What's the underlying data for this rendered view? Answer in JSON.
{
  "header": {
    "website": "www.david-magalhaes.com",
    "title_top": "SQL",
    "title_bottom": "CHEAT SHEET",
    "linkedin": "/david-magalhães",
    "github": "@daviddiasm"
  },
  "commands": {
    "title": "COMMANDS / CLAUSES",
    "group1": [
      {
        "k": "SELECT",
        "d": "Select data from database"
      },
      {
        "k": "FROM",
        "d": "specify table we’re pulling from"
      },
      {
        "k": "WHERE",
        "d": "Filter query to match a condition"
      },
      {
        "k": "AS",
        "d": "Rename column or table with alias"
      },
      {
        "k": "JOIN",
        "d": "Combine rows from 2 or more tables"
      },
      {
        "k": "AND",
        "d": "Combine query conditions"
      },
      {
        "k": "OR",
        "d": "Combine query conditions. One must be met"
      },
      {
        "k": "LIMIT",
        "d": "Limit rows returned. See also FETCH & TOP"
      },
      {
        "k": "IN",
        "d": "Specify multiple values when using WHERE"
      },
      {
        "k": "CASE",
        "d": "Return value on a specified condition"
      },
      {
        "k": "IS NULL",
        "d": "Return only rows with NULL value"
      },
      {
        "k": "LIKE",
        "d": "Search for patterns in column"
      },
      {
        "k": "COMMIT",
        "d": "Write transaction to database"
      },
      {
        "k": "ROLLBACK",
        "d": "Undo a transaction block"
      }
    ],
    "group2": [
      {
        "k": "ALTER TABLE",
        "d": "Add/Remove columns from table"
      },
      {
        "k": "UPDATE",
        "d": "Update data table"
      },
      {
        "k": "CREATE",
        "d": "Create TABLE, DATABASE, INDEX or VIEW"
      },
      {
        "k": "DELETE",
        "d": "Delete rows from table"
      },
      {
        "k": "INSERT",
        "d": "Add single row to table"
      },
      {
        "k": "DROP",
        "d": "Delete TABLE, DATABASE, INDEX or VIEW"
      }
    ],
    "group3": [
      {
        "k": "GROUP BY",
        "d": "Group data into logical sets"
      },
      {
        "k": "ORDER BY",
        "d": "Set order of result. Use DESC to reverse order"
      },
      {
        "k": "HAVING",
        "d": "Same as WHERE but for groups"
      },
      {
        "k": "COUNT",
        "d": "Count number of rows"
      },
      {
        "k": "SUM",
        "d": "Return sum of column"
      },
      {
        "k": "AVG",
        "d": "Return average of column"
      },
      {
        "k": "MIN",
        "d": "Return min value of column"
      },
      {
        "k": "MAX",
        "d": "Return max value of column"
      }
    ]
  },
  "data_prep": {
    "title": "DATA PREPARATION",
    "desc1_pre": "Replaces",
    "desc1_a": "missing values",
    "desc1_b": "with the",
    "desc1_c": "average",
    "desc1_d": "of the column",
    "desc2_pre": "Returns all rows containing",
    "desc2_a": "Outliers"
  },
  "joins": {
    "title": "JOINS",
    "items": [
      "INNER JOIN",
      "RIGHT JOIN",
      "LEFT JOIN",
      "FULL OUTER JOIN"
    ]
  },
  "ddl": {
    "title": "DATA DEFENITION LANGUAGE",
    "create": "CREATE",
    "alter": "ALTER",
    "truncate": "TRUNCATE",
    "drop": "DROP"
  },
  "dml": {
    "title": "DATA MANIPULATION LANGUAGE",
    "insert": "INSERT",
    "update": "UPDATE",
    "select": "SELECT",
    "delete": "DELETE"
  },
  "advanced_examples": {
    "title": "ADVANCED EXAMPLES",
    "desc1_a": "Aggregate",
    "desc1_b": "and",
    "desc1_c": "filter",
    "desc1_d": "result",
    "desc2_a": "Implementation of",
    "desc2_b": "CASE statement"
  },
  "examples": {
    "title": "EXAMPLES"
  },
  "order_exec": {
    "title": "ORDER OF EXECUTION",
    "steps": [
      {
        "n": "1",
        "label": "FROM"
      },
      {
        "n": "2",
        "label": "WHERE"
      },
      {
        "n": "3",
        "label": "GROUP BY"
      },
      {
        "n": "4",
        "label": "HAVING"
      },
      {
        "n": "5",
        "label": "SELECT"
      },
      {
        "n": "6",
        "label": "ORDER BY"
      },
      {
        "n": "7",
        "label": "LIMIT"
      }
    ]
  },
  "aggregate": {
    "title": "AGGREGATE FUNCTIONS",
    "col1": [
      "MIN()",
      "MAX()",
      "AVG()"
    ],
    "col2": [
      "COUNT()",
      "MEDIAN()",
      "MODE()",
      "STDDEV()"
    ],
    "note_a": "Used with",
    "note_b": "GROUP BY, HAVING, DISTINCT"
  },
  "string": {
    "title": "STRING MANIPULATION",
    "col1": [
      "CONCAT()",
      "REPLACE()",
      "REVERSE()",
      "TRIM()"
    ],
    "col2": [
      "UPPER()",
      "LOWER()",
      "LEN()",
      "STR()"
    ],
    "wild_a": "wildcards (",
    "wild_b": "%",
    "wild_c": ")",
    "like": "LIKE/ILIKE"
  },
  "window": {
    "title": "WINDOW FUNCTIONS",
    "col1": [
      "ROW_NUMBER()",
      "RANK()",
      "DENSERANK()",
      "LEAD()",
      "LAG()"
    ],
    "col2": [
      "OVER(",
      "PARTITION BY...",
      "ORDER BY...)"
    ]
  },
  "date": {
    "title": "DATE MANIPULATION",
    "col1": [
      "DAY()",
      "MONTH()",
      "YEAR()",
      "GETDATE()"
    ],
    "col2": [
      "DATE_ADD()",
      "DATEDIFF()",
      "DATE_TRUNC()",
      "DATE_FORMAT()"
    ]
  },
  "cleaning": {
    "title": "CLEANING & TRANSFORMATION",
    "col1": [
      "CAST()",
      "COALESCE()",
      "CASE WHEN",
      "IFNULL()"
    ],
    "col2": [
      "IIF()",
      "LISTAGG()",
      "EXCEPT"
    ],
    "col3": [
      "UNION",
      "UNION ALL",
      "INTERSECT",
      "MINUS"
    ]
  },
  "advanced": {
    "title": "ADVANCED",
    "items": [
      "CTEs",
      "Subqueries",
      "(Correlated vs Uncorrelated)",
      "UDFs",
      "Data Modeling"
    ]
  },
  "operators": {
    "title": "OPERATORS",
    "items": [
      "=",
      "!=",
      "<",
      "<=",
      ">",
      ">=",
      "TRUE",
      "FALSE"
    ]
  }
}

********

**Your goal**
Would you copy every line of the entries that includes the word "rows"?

**Exercise answer**
        "d": "Combine rows from 2 or more tables"
        "d": "Limit rows returned. See also FETCH & TOP"
        "d": "Return only rows with NULL value"
        "d": "Delete rows from table"
        "d": "Count number of rows"
    "desc2_pre": "Returns all rows containing",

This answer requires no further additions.